Using the data below, gather each line that includes the word "JSON".

--------

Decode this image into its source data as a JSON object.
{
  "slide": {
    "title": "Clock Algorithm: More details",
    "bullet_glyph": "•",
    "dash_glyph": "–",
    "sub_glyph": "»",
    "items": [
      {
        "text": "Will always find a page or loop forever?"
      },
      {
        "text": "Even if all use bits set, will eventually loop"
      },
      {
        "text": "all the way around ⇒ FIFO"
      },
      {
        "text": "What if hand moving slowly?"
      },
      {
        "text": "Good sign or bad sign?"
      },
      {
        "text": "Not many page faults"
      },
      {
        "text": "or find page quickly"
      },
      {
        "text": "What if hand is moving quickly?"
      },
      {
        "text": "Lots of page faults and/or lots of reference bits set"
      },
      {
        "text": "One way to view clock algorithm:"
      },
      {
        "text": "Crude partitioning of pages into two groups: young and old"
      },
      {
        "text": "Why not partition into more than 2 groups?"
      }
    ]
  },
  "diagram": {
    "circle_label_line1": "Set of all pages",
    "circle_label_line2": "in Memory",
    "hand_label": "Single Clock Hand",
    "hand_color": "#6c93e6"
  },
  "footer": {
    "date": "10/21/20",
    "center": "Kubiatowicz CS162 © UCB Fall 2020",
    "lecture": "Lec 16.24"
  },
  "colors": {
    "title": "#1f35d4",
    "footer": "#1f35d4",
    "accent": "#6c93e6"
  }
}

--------

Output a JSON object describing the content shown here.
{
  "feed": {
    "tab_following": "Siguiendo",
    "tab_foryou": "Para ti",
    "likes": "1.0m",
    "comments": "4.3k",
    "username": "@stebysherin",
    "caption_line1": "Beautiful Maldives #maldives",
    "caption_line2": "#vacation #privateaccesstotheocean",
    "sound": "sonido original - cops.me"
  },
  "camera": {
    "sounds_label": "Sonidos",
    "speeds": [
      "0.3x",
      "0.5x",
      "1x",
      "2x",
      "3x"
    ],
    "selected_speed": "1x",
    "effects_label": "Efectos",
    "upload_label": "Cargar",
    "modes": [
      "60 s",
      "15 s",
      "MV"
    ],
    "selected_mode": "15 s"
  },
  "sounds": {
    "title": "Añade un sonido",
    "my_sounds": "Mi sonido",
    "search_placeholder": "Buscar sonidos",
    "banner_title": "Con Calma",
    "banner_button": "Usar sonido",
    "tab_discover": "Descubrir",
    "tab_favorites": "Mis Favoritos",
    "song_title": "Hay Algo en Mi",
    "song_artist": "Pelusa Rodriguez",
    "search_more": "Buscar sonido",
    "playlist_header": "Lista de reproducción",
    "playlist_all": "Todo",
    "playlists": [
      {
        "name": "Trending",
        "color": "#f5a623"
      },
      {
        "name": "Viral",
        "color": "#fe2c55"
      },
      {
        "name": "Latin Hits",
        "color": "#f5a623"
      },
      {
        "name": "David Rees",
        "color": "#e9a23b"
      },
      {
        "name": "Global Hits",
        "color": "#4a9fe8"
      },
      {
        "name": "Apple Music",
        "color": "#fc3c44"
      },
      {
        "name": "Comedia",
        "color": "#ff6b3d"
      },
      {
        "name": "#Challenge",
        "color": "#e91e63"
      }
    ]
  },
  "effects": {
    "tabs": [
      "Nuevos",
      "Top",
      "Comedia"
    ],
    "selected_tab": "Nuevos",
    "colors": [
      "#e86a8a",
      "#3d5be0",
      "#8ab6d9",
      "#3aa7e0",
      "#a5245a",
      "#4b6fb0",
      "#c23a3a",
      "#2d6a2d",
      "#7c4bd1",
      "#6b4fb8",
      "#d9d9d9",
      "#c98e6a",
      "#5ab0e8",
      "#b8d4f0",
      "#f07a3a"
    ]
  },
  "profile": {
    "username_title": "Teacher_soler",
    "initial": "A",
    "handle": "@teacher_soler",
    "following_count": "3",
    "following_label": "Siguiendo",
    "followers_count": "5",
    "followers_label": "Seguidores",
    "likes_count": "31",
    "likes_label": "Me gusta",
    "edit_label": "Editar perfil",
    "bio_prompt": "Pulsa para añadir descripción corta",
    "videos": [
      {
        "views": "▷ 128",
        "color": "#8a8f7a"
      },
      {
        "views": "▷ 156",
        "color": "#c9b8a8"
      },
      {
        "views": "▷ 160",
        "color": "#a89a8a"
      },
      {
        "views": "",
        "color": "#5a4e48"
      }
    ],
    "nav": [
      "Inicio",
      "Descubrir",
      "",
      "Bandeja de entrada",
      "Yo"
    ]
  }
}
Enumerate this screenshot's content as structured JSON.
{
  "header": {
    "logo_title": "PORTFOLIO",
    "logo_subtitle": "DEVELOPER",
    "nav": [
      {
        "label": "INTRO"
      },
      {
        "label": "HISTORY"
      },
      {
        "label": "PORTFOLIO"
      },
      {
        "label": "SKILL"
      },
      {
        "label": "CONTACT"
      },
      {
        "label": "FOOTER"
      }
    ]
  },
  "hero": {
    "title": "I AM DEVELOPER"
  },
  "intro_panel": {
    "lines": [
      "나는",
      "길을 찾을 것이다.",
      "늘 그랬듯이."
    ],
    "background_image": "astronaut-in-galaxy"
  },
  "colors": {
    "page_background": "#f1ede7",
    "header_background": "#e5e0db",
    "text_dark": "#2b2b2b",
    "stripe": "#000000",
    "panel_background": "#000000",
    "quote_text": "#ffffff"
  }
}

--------

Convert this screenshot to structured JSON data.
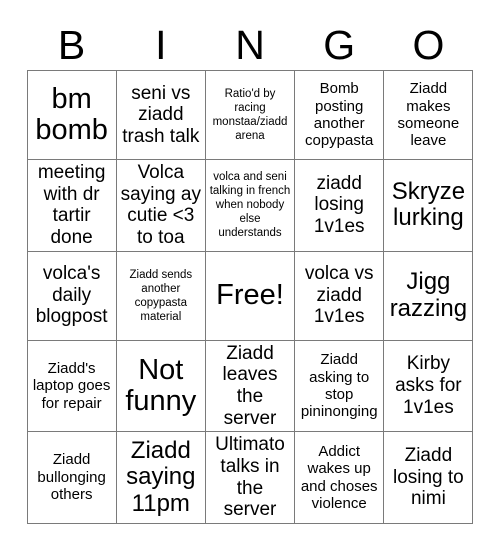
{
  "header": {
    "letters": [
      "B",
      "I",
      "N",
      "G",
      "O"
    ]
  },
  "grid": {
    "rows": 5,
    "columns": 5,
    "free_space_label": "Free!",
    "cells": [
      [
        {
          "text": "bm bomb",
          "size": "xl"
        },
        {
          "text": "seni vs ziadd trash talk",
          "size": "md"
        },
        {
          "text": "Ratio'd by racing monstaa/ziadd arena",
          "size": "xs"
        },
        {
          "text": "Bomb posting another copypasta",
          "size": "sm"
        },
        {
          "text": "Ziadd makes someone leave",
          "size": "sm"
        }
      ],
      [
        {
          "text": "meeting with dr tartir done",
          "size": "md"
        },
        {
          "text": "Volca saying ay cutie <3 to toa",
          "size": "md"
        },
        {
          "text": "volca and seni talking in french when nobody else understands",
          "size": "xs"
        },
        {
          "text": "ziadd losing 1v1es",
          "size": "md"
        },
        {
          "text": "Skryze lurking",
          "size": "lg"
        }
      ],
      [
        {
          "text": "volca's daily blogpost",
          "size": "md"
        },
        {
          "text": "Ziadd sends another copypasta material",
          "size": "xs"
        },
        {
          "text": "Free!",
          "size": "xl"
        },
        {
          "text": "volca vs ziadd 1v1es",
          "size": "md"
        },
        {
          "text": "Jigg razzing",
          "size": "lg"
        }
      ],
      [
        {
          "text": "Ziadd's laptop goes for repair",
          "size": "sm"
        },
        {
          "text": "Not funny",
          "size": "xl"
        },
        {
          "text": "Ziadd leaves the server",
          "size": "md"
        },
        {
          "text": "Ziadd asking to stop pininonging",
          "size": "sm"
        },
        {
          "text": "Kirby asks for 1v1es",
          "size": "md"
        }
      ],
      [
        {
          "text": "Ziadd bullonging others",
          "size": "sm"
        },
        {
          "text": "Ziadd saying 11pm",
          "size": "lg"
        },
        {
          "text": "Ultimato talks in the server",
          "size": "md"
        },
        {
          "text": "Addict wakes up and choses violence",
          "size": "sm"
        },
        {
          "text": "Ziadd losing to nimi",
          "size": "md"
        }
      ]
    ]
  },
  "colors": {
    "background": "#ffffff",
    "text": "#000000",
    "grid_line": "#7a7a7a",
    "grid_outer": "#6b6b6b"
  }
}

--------

Task result.
Decode this image into its source data as a JSON object.
Output a JSON object describing the content shown here.
Enumerate this screenshot's content as structured JSON.
Convert this screenshot to structured JSON data.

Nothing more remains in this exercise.